ABOUT THIS EXERCISE:
With "user" as the search word, show every line of the material that has it.

--------------------------------

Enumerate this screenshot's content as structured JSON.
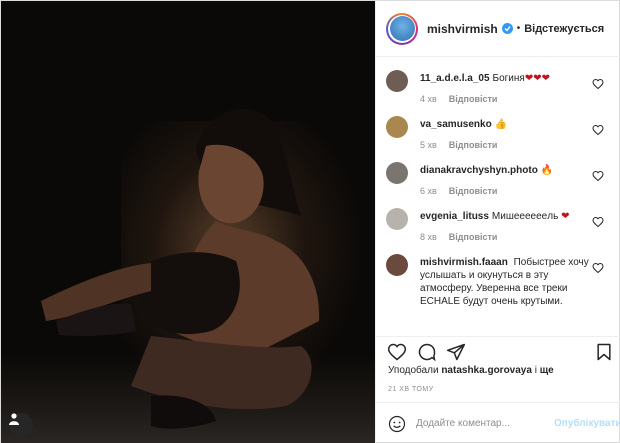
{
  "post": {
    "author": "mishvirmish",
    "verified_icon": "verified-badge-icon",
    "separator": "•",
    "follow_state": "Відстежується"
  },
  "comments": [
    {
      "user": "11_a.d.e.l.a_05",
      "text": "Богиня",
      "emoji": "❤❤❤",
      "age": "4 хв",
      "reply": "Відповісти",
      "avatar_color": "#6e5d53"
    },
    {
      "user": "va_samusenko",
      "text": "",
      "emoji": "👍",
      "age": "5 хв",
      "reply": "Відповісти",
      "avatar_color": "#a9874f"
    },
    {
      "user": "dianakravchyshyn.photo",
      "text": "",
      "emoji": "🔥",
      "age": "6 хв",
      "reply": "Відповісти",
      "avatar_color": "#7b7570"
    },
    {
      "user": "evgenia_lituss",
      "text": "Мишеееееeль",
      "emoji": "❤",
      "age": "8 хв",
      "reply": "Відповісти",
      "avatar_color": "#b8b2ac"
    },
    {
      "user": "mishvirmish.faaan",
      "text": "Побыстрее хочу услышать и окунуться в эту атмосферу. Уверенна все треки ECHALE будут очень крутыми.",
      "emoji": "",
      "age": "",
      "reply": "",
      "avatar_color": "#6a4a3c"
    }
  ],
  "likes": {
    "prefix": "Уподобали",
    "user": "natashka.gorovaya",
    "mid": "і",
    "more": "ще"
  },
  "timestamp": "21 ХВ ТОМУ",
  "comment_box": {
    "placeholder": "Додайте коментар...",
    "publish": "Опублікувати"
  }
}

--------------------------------

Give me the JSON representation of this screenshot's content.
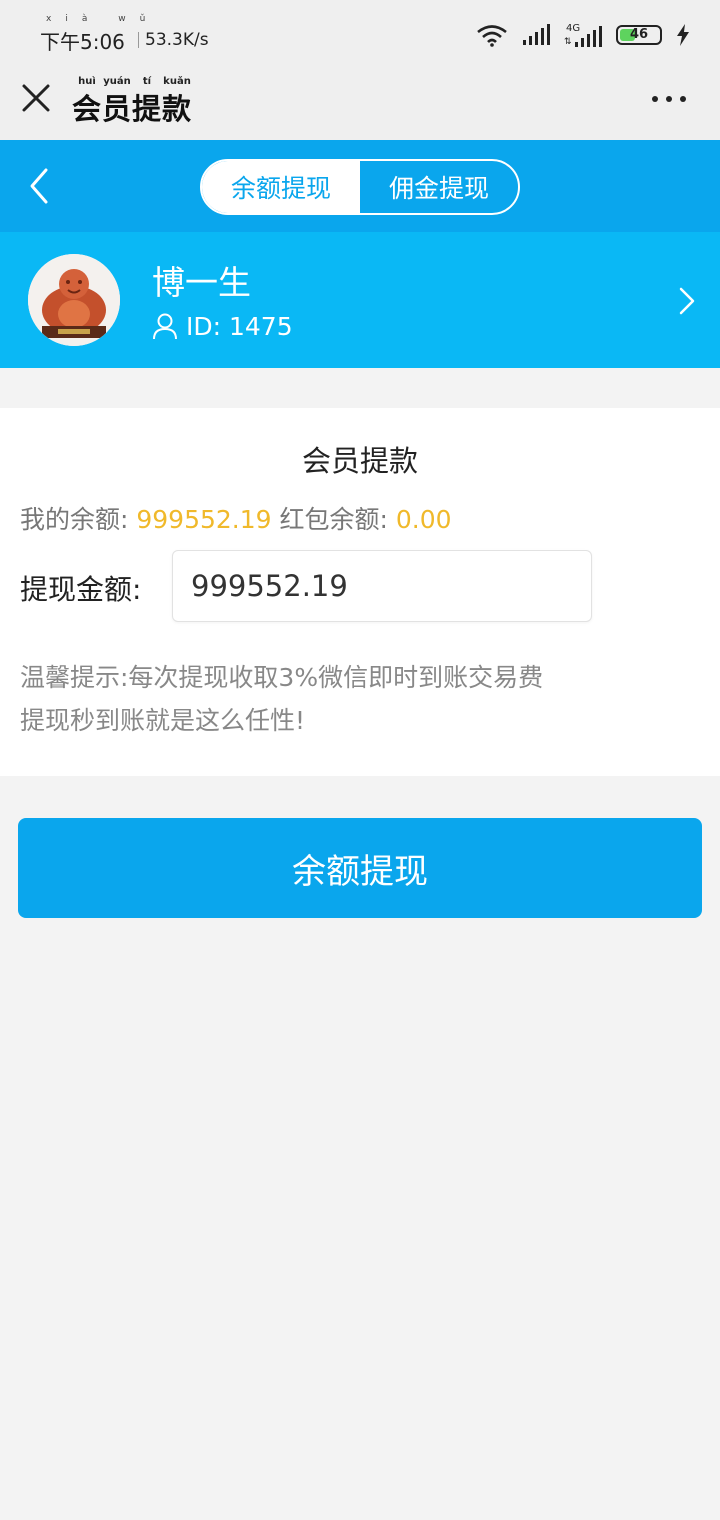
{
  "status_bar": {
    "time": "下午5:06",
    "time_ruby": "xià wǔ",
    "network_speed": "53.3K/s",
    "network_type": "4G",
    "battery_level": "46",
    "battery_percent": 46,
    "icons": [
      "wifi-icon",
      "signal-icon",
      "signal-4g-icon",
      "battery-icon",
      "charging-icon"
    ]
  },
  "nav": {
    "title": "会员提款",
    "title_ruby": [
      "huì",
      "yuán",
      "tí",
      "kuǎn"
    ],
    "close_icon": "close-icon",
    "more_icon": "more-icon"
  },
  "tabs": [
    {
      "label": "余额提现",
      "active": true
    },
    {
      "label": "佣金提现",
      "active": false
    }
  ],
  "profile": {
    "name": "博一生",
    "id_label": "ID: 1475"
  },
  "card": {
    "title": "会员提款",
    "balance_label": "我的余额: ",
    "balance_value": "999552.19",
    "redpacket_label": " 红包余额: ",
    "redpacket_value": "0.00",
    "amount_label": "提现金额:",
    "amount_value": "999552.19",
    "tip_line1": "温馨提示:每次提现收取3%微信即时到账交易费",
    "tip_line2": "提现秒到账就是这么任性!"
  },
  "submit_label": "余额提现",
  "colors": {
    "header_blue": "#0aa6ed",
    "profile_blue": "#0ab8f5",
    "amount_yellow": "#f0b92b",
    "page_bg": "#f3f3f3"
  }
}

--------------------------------

TASK ANSWER:
      "user": "11_a.d.e.l.a_05",
      "user": "va_samusenko",
      "user": "dianakravchyshyn.photo",
      "user": "evgenia_lituss",
      "user": "mishvirmish.faaan",
    "user": "natashka.gorovaya",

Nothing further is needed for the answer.